How Long Can Parents Stay on a Visitor Visa in the USA?

Moving to a new country can be an intimidating process full of paperwork, appointments, and waiting. If your parents want to visit you in the United States, they’ll likely need a visitor visa. But how long can parents legally stay in the US on this type of visa?

In this comprehensive guide, we’ll walk through everything you need to know about visitor visas for parents. We’ll outline the visa application process, explain the rules around length of stay, and provide tips for extending or renewing your visa.

Overview of Visitor Visas for Parents

The most common visa for parents seeking to visit the US is the B-2 tourist visa. This non-immigrant visa allows for temporary stays in the US for tourism, visiting family, receiving medical treatment, or other recreational purposes.

To be approved for a B-2 visa, parents must prove to the consular officer that they:

  • Intend to leave the US after their temporary stay
  • Have strong ties to their home country they plan to return to
  • Can cover all costs of the visit themselves

Applicants will need to complete a visa application, attend an in-person interview at a US embassy or consulate, and provide supporting documents. Visas are often valid for 6-10 years, with parents allowed stays of up to 6 months on each visit.

Duration of Stay Allowed on a Visitor Visa

Many parents want to know exactly how long they can remain in the US under this visa program. Here’s a breakdown of the rules and regulations around length of stay:

Initial 6-Month Entry

When parents first enter the US, they will be admitted for a set period of stay by the Customs and Border Protection (CBP) officer, up to a maximum of 6 months.

The CBP officer will determine the appropriate length of stay based on factors like:

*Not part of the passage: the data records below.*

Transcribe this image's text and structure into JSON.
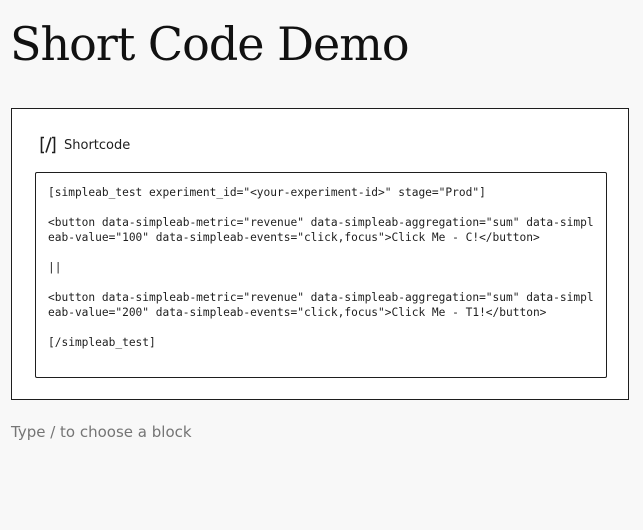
{
  "page": {
    "title": "Short Code Demo"
  },
  "shortcode_block": {
    "icon": "shortcode-icon",
    "label": "Shortcode",
    "lines": [
      "[simpleab_test experiment_id=\"<your-experiment-id>\" stage=\"Prod\"]",
      "<button data-simpleab-metric=\"revenue\" data-simpleab-aggregation=\"sum\" data-simpleab-value=\"100\" data-simpleab-events=\"click,focus\">Click Me - C!</button>",
      "||",
      "<button data-simpleab-metric=\"revenue\" data-simpleab-aggregation=\"sum\" data-simpleab-value=\"200\" data-simpleab-events=\"click,focus\">Click Me - T1!</button>",
      "[/simpleab_test]"
    ]
  },
  "appender": {
    "placeholder": "Type / to choose a block"
  },
  "colors": {
    "background": "#f8f8f8",
    "border": "#1e1e1e",
    "placeholder_text": "#757575"
  }
}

  • Purpose of visit
  • Submitted itinerary and travel plans
  • Evidence of ties to home country

Unless there are concerns around any of these factors, parents are typically granted the full 6 months stay on their initial entry.

Extending Stay While in the US

If parents wish to extend their stay beyond the initial period granted by the CBP officer, it is possible to file an extension application while still in the US by:

  • Filing Form I-539 with USCIS
  • Including supporting documents like financial evidence
  • Paying $370 application fee

This extension can allow parents to remain in the US for up to another 6 months past their original departure date. The application must be submitted before the initial entry period expires.

Returning to the US After Visiting Home Country

After their approved period of stay ends, parents must depart the US. However, they can return after a short visit outside the country.

Generally, parents should wait at least 30 days before seeking re-entry, though some consulates recommend waiting 3 or 6 months.

When returning, parents can then be granted another stay of up to 6 months by the CBP officer at the port of entry. This process can be repeated as long as the underlying visa remains valid.

Long-Term Stays and Visa Renewal

Parents cannot remain indefinitely in the US on a visitor visa. The intention is for temporary visits only. After 1 year of cumulative stay, parents may be denied entry for extended visits.

If the underlying B-2 visa expires while your parents are in the US, they will need to return home to their country of citizenship and apply for a renewal at the embassy or consulate there.

Alternative Visa Options for Parents

While the B-2 visa is the most common for visiting parents, there are some other non-immigrant visa options in certain situations:

  • B-1 visa – For parents coming for short business trips, conferences, or training
  • F-1 visa – If parents enroll in an academic program as a student
  • J-1 visa – For programs like cultural exchange, research, or work-and-study

Parents may also pursue an employment-based or family-sponsored immigrant visa, leading to lawful permanent resident status and an eventual green card. Immigration attorneys can advise if parents may be eligible for these alternative visa options.

Let Us Guide You Through the Visitor or Immigrant Visa Process

We hope this article helped explain key considerations around visitor visas for parents looking to join family in the United States. While the immigration system can seem daunting, savvy San Jose immigration attorneys like those at the Law Office of Lina Baroudi are here to guide you every step of the way.

Reuniting with loved ones is life’s greatest joy. Contact their team today to discuss your family’s options for visiting or immigrating to the US.